India's largest coastal defence “Exercise Sea Vigil – 2022” commences - Broadsword by Ajai Shukla

The coastal police received 73 new police stations and was reinforced with 204 interceptor craft – Invader and Hellraiser rigid hull inflatable boats purchased from the Greek company Motomarine

By Vikas Gupta

Trade Standard, Nov 15, 22

With the scars of the 26/11 terrorist attack on Mumbai still fresh, the Navy and Coast Guard will conduct the third and largest edition of the comprehensive Coastal Defense Exercise Sea Vigil – 2022 on Tuesday and Wednesday.

On the fateful evening of November 26, 2008, 10 heavily armed terrorists from Lashkar-e-Toiba sailed on a small boat to the shore of the city of Mumbai.

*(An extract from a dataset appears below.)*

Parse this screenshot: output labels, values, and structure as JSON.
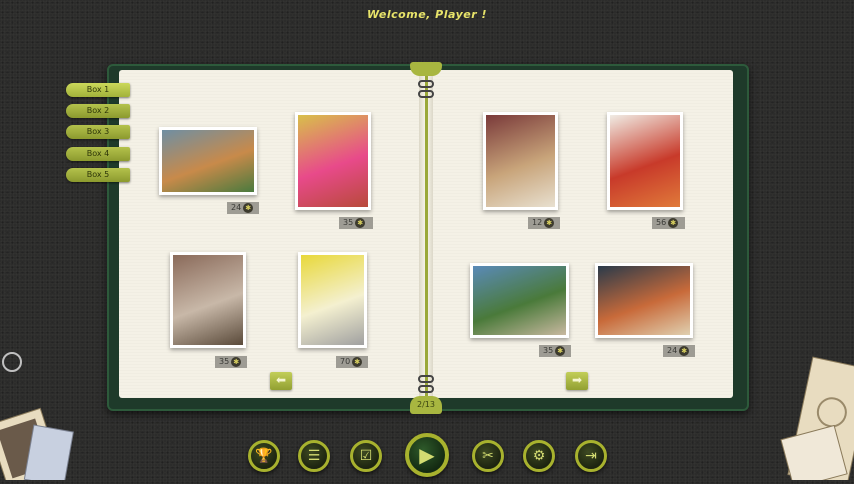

As they descended from the boat close to their targets, they shot dead 166 people and wounded more than 300.

A stunned navy, tasked with ensuring this never happens again, teamed up with coastguards and police forces from coastal states to set up a coastal defense structure that monitored and guarded the approaches to the coastline Indian of 7,516 kilometers.

In 2018, for the first time, the Navy conceptualized a coastal defense exercise at the national level to validate the various measures put in place to strengthen maritime security since 11/26. The third edition of this exercise will begin tomorrow.

“Coastal security being a major subset of coastal defense, the concept of ‘Exercise Sea Vigil’ is to activate the coastal security apparatus across India and assess the overall coastal defense mechanism “, said the Ministry of Defense (MoD) on Monday.

The exercise will be undertaken along the entire 7,516 km coastline, as well as India’s two million sq km Exclusive Economic Zone (EEZ). It will involve all coastal states and union territories as well as other maritime actors, including fishing and coastal communities, the Department of Defense said.

“The scale and conceptual scope of the exercise is unprecedented in terms of geographic scope, number of players involved, number of participating units and objectives to be achieved,” the Ministry of Defense said. Defense.

The Sea Vigil exercise is part of the preparation for the biennial operational theater readiness exercise (TROPEX), in which the Navy validates its combat readiness every two years. Together, Sea Vigil and TROPEX will assess the Navy’s responses to the full range of maritime security challenges – from terrorist attacks and piracy to aircraft carrier and submarine operations.

Apart from the Indian Navy, Coast Guard, Customs and other maritime agencies, the exercise will also be facilitated by the Ministries of Interior; Navigation ports and waterways; Oil and Natural Gas; fishing, breeding and dairy industry; and other government agencies.

The Ministry of Defense said: “While smaller scale exercises are regularly conducted in coastal states, including combined exercises between neighboring states, the conduct of Exercise Sea Vigil at the national level is intended to serve a purpose wider.”

“Exercise Sea Vigil – 2022 will provide a realistic assessment of our strengths and weaknesses and thus contribute to further strengthening maritime and national security,” the Ministry of Defense said.

Following the attacks of 11/26, the Navy became the primary partner in coastal security, overseeing operations conducted jointly with the Coast Guard.

The government established a Maritime Security Advisory Council, which was to expedite ministerial decision-making in the event of an emergency. A three-star Admiral is appointed as a Maritime Security Advisor (MSA). Joint Operation Centers (JOC) have been established in Kochi, Mumbai, Port Blair and Visakhapatnam.

The Commanders-in-Chief (CinCs) of the three Navy Commands – Western, Southern and Eastern Commands – have also been designated as CinCs Coastal Defense in their respective areas.

A Coastal Command, headed by the Chief Coastguard, was also created to coordinate the activities of central and state agencies, including coastal police forces. 11/26 triggered a major expansion of the Coast Guard, with the force tripling in size in a decade. Over 100 patrollers and aircraft were inducted.

A National Command Network for Real-Time Maritime Domain Awareness was also created, which linked Navy and Coast Guard operations rooms to higher command; a chain of multi-agency static coastal radars and Automatic Identification System (AIS) at 46 sites; and the provision of identification transponders for some 300,000 fishing vessels under 300 tons.

Finally, the government provided for the development of intelligence networks among fishing communities, which were seen as a front line for collecting actionable data. Identity cards have been issued to all fishermen and other inhabitants of coastal villages.

Meanwhile, maritime police forces of coastal states, whose jurisdiction extended five nautical miles offshore, were allocated 73 police stations and a series of outposts. Coastal policing has been bolstered with the acquisition of 204 interceptor boats – a mix of Invader and Hellraiser rigid-hull inflatable boats purchased from the Greek company Motomarine.